Go through the data and report each line that holds the string "Cómo".

[Given information]

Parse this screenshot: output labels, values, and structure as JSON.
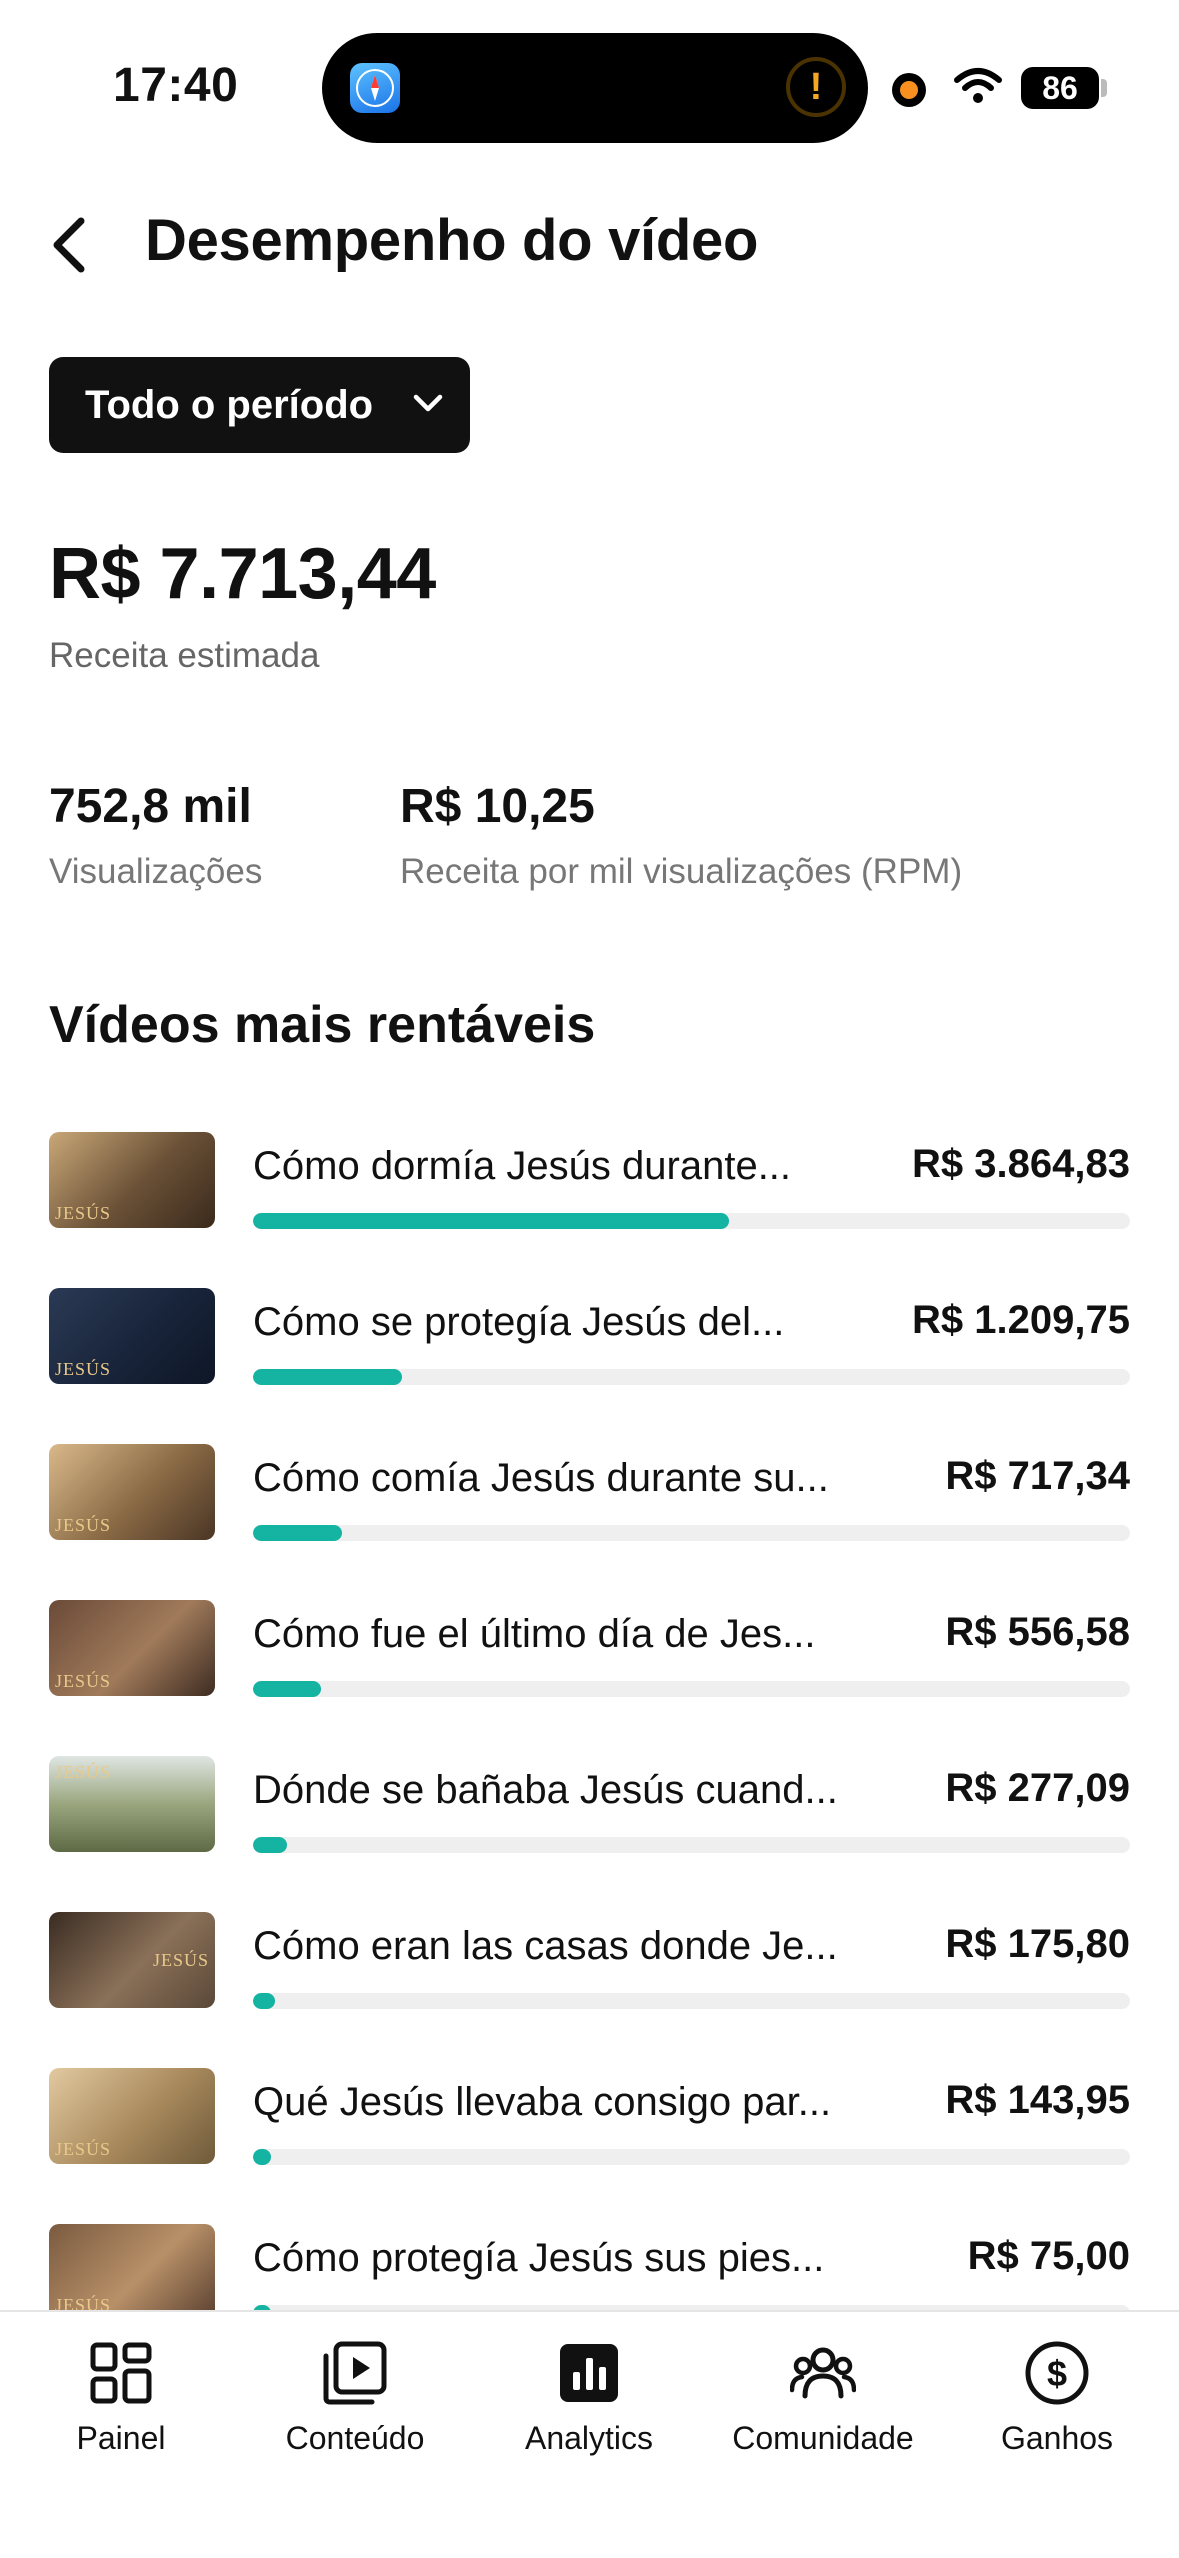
{
  "status_bar": {
    "time": "17:40",
    "battery": "86"
  },
  "header": {
    "title": "Desempenho do vídeo"
  },
  "period": {
    "label": "Todo o período"
  },
  "revenue": {
    "value": "R$ 7.713,44",
    "label": "Receita estimada"
  },
  "metrics": [
    {
      "value": "752,8 mil",
      "label": "Visualizações"
    },
    {
      "value": "R$ 10,25",
      "label": "Receita por mil visualizações (RPM)"
    }
  ],
  "section": {
    "title": "Vídeos mais rentáveis"
  },
  "videos": [
    {
      "title": "Cómo dormía Jesús durante...",
      "amount": "R$ 3.864,83",
      "share": 0.543,
      "thumb_text": "JESÚS"
    },
    {
      "title": "Cómo se protegía Jesús del...",
      "amount": "R$ 1.209,75",
      "share": 0.17,
      "thumb_text": "JESÚS"
    },
    {
      "title": "Cómo comía Jesús durante su...",
      "amount": "R$ 717,34",
      "share": 0.101,
      "thumb_text": "JESÚS"
    },
    {
      "title": "Cómo fue el último día de Jes...",
      "amount": "R$ 556,58",
      "share": 0.078,
      "thumb_text": "JESÚS"
    },
    {
      "title": "Dónde se bañaba Jesús cuand...",
      "amount": "R$ 277,09",
      "share": 0.039,
      "thumb_text": "JESÚS"
    },
    {
      "title": "Cómo eran las casas donde Je...",
      "amount": "R$ 175,80",
      "share": 0.025,
      "thumb_text": "JESÚS"
    },
    {
      "title": "Qué Jesús llevaba consigo par...",
      "amount": "R$ 143,95",
      "share": 0.02,
      "thumb_text": "JESÚS"
    },
    {
      "title": "Cómo protegía Jesús sus pies...",
      "amount": "R$ 75,00",
      "share": 0.011,
      "thumb_text": "JESÚS"
    }
  ],
  "nav": [
    {
      "label": "Painel",
      "icon": "dashboard-icon"
    },
    {
      "label": "Conteúdo",
      "icon": "content-play-icon"
    },
    {
      "label": "Analytics",
      "icon": "analytics-icon"
    },
    {
      "label": "Comunidade",
      "icon": "community-icon"
    },
    {
      "label": "Ganhos",
      "icon": "dollar-icon"
    }
  ],
  "colors": {
    "accent": "#14b3a2",
    "text": "#111111",
    "muted": "#666666"
  }
}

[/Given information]

→ Solution to this exercise
      "title": "Cómo dormía Jesús durante...",
      "title": "Cómo se protegía Jesús del...",
      "title": "Cómo comía Jesús durante su...",
      "title": "Cómo fue el último día de Jes...",
      "title": "Cómo eran las casas donde Je...",
      "title": "Cómo protegía Jesús sus pies...",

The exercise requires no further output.